> _What this task involves_:
Using the listing below, report all lines holding the word "like".

[Start of section]

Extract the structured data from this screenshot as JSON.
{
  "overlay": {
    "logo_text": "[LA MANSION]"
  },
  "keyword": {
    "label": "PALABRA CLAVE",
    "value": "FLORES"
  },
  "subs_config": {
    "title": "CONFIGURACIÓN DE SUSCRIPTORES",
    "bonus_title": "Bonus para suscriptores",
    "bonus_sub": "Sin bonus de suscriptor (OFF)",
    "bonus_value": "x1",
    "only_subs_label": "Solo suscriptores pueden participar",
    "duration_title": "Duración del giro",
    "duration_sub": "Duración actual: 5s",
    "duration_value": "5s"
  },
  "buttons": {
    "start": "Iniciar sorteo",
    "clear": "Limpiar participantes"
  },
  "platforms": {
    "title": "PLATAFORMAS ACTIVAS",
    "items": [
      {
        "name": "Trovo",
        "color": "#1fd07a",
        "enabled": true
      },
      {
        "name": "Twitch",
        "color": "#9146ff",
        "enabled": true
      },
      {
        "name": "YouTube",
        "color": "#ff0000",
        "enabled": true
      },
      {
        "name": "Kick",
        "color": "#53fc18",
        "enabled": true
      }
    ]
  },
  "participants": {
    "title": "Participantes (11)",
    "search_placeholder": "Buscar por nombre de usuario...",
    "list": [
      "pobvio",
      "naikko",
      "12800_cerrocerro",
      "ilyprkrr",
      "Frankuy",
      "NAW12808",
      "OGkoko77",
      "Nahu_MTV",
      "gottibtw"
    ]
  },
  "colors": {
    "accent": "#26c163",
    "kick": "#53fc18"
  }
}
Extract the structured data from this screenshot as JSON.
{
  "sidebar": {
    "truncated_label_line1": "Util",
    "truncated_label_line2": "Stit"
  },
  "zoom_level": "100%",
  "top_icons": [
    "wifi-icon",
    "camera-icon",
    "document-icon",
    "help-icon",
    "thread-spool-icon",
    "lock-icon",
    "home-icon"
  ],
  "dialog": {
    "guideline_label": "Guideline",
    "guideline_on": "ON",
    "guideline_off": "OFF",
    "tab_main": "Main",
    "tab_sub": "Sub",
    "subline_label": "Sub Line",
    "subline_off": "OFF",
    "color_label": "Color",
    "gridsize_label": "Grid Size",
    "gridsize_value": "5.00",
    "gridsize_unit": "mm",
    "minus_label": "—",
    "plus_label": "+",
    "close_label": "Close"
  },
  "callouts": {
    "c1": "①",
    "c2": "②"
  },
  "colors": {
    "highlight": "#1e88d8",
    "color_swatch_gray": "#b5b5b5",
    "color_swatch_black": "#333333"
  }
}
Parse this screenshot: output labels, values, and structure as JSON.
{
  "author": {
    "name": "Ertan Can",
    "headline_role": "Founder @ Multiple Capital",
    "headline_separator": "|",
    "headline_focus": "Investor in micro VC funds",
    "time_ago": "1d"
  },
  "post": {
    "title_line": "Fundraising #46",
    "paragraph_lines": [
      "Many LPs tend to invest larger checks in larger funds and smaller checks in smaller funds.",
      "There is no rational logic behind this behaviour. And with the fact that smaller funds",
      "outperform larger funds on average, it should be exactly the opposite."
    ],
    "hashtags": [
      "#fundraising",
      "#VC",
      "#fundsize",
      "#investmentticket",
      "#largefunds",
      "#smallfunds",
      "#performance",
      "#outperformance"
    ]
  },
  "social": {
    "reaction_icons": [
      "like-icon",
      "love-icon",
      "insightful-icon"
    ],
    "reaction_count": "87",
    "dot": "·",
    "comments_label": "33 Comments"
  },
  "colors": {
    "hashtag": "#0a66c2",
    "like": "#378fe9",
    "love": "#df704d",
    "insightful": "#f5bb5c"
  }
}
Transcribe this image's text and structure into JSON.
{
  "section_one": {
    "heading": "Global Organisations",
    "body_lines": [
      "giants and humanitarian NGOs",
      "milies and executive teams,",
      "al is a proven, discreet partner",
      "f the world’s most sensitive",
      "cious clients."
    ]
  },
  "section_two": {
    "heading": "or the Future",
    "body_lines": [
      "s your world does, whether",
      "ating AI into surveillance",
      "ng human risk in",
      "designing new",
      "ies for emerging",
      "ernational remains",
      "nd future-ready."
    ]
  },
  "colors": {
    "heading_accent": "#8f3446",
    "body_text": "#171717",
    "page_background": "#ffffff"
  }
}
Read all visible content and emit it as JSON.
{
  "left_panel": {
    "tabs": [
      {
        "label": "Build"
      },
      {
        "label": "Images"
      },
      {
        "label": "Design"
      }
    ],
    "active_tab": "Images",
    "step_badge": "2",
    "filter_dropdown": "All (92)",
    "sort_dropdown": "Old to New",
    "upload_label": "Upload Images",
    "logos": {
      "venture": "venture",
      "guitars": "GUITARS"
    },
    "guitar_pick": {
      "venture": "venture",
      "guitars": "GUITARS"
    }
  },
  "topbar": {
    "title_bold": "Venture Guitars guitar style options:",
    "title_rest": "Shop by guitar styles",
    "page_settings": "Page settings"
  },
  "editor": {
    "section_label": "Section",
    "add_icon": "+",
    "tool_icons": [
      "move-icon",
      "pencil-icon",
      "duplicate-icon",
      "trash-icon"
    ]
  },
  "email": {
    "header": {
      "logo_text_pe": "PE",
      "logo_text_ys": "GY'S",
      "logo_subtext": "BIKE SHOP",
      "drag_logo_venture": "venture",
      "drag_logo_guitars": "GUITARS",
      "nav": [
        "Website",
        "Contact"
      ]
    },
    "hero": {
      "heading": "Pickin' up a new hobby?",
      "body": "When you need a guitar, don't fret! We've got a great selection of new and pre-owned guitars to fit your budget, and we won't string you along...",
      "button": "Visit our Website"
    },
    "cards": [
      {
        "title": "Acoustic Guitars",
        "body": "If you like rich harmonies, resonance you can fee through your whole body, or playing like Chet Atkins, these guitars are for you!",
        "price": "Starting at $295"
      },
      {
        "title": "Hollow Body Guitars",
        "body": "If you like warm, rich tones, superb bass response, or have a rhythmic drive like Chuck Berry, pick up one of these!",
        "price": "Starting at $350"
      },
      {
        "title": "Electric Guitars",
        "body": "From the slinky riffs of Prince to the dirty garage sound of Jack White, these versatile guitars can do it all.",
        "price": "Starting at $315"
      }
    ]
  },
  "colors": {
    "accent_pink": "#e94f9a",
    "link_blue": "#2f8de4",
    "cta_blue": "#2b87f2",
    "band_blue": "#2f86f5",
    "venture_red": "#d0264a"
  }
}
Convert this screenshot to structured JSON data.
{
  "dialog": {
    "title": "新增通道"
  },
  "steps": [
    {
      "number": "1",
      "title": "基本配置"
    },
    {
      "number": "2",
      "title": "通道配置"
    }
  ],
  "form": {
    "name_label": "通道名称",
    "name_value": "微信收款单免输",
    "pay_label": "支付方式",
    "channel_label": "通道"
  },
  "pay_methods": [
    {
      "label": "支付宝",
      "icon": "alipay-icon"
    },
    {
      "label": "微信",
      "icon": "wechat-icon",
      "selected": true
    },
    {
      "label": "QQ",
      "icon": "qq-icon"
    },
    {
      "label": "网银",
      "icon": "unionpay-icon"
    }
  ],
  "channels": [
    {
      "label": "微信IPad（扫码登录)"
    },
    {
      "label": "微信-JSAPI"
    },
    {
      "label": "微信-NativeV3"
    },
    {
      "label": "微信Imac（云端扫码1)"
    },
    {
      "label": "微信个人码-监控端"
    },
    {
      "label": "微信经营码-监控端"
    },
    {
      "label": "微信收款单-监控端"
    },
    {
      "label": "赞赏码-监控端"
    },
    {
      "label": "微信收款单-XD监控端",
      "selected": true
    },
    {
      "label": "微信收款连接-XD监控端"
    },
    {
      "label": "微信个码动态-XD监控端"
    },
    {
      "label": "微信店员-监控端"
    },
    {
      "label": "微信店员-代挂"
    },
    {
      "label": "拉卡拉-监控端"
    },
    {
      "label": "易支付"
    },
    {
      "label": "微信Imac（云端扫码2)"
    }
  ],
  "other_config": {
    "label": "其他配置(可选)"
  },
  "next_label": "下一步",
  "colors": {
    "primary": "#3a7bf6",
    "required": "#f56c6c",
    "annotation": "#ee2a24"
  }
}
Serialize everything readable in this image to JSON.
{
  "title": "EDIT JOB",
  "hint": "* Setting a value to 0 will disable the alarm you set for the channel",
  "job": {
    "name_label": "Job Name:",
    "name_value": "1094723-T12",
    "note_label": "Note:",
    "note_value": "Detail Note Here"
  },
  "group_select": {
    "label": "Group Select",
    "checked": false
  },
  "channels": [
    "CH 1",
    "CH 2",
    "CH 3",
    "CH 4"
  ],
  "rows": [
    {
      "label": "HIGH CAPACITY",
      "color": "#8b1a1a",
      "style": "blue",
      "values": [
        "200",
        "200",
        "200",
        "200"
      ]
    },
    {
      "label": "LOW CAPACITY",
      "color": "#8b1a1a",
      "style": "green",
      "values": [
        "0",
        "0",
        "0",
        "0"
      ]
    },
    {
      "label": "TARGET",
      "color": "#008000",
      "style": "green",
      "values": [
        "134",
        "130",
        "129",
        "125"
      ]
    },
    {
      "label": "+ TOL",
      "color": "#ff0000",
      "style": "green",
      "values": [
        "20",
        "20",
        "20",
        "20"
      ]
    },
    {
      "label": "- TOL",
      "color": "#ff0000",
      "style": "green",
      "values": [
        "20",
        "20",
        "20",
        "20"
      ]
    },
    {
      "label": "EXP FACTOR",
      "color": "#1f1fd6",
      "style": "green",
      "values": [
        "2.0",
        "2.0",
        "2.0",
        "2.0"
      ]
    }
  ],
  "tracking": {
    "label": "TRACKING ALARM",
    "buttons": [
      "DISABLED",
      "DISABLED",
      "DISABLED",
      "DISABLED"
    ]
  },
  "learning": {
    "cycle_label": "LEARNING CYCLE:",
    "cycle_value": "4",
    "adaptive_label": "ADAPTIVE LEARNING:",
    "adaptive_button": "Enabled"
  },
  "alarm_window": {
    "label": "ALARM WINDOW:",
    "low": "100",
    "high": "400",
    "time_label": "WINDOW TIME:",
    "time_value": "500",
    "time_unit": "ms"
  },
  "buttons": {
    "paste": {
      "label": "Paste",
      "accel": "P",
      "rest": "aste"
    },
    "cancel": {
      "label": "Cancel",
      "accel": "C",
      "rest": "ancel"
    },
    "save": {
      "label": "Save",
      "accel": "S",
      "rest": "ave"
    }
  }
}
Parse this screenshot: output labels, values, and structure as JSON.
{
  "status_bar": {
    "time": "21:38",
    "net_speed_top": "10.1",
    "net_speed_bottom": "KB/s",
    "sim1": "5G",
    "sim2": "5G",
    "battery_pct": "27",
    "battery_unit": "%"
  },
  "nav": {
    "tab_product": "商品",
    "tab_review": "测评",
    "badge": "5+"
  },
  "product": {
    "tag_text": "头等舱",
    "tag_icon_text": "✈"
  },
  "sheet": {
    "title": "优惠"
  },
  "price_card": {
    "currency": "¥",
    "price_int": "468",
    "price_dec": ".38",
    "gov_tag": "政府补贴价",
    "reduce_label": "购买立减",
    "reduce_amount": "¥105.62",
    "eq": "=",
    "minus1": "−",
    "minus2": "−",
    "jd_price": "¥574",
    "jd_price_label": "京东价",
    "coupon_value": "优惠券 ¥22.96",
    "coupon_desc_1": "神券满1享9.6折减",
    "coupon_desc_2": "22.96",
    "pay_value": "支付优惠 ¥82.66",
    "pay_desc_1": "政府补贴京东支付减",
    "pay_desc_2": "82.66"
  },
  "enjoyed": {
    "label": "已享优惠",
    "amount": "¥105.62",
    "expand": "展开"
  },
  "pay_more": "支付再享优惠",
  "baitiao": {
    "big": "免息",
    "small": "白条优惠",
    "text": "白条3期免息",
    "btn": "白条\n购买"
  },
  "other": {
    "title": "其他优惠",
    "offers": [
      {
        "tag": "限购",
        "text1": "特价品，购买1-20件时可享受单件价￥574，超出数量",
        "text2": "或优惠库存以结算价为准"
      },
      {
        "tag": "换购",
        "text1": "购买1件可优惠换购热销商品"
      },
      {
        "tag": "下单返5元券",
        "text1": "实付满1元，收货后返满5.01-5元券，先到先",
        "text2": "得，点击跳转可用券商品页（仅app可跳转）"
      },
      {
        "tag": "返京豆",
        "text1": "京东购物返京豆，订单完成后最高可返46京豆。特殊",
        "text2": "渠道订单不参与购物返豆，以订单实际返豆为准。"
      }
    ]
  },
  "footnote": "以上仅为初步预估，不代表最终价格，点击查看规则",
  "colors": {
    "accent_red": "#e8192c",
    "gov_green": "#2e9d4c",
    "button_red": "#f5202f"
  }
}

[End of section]

> _Solution to this exercise_:
      "like-icon",
    "like": "#378fe9",
        "body": "If you like rich harmonies, resonance you can fee through your whole body, or playing like Chet Atkins, these guitars are for you!",
        "body": "If you like warm, rich tones, superb bass response, or have a rhythmic drive like Chuck Berry, pick up one of these!",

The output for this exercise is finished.